Start this summer on the right foot by decluttering problem areas in your home. These areas tend to accumulate things all year long. Removing the clutter means a nice, clean look.
Before you begin, get several boxes for sorting things. You’ll want one labeled trash, one for donations, and one for recycling. Have a box for items you are planning on selling if you are going that route.
Winter is over, start pulling out jackets, coats, hats, sweaters, and mittens that you either haven’t worn in a few years or ones you just need to store until next winter. Start sorting them into your boxes. Be ruthless. If you didn’t wear it last year, and you haven’t this year, then get rid of it.
Now is the time to go through your closet. The rule of thumb is for every piece of clothing you bring in, you remove one. Pull out clothing that is worn out, needs repair, or is outdated. If it doesn’t fit, donate it or sell it.
There are tons of environmental benefits associated with recycling your clothing. It can reduce the number of pesticides used in growing cotton or make fabrics from petroleum sources and the water needed to dye fabrics, and cuts down on the pollutants, greenhouse gases and volatile organic compounds released into the our water sources and air from the manufacturing processes.
#2 – Bedding & Linens
Did you get a new bed set for Christmas? Then sell or donate the older one to a shelter or family in need. Go through your blankets and keep only what you really need or has special meaning. Take stock of sheets and pillowcases too.
Check your linen closet for towels and wash clothes that need to go. Tear towels into washcloth size rags for in the car or garage. Consider contacting your local animal shelter as they are often in need of towels.
#3 – Holiday Supplies and Decoration
Still, have those holiday decorations laying around in the garage? Take the time to organize and purge. You can buy containers that hold wrapping paper rolls and let your store ornaments safely. If you use red or green totes, you will recognize them easily for next Christmas.
Test your lights before storing them away for the year. Sort through ornaments and toss any that are broken or you are not using anymore. Old garland has a way of accumulating so sort through your garland. Place the garland you’re keeping in large Ziplock bags to prevent tangling. Do the same thing with your lights.
#4 The Kids & Crafts
Spring is actually the perfect time to clean out the kid’s room. They probably got new toys or gadgets from the holidays which will make clearing out the old ones easier. If the toys are broken or have missing pieces, trash them. If your child has outgrown them and they’re still in good shape, donate them. If your area has a yard sale group, sell them if they are in excellent shape.

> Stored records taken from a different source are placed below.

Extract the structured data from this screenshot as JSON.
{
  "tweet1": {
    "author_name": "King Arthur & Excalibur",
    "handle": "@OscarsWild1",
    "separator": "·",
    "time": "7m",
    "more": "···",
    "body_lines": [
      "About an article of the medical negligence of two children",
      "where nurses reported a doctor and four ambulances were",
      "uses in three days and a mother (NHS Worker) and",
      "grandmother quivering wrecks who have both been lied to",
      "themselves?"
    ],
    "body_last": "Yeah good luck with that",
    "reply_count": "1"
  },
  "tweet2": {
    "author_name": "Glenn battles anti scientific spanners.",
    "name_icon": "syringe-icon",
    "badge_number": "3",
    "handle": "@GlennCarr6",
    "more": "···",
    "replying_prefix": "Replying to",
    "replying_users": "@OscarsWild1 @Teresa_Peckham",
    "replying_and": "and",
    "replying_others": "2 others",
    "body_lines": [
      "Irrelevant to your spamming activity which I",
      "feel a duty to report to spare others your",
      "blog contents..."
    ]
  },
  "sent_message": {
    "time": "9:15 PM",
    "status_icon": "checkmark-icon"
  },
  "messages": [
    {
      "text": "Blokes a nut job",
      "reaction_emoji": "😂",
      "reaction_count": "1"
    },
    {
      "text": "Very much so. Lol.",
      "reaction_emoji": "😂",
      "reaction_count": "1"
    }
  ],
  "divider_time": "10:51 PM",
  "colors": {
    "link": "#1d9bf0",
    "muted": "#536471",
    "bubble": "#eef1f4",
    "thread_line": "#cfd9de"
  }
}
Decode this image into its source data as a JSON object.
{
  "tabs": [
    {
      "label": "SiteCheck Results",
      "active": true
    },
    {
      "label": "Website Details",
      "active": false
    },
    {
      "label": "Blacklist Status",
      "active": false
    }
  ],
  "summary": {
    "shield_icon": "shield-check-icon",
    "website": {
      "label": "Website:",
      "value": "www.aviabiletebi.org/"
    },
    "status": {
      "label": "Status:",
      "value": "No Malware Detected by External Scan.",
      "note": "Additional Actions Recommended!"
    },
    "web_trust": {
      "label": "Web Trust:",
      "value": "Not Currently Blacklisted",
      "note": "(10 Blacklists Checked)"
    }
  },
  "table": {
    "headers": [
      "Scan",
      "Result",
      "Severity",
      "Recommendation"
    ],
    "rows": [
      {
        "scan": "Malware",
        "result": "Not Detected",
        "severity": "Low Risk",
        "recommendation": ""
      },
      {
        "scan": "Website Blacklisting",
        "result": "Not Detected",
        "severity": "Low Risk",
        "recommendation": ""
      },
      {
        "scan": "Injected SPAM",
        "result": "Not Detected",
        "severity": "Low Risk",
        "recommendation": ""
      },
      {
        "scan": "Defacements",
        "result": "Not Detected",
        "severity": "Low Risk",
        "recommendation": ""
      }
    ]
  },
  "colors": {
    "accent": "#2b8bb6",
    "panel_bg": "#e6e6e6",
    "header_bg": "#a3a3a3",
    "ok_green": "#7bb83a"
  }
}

After taking care of the kid’s room, the craft closet is next. Many families do a lot of crafting over the year, especially during the holidays. Check for things like dried up glue, broken crayons, and markers without lids. Then, while things are on clearance, stock up for a new year of creative fun.
#5 – Books & Papers
Paperwork can pile up over time. Put aside a few hours when you can sort through magazines and mail. Donate magazines to local senior centers. If there is an article you want to save pull it out and put it in a folder. Toss any paper products you don’t want into the recycle or trash box. Stack things that you’re keeping. File immediately.
Bookshelves are the next logical thing to declutter. Dust your shelves thoroughly. Organize any that have gotten out of place. It’s a great time to make a section on books you want to read. Donate books you have read or don’t need anymore.
These high clutter areas can keep you from starting the New Year with a clean house. Don’t try to do it all in one day. Do one area at a time. An organized house is a stress-free house, which is definitely a good thing.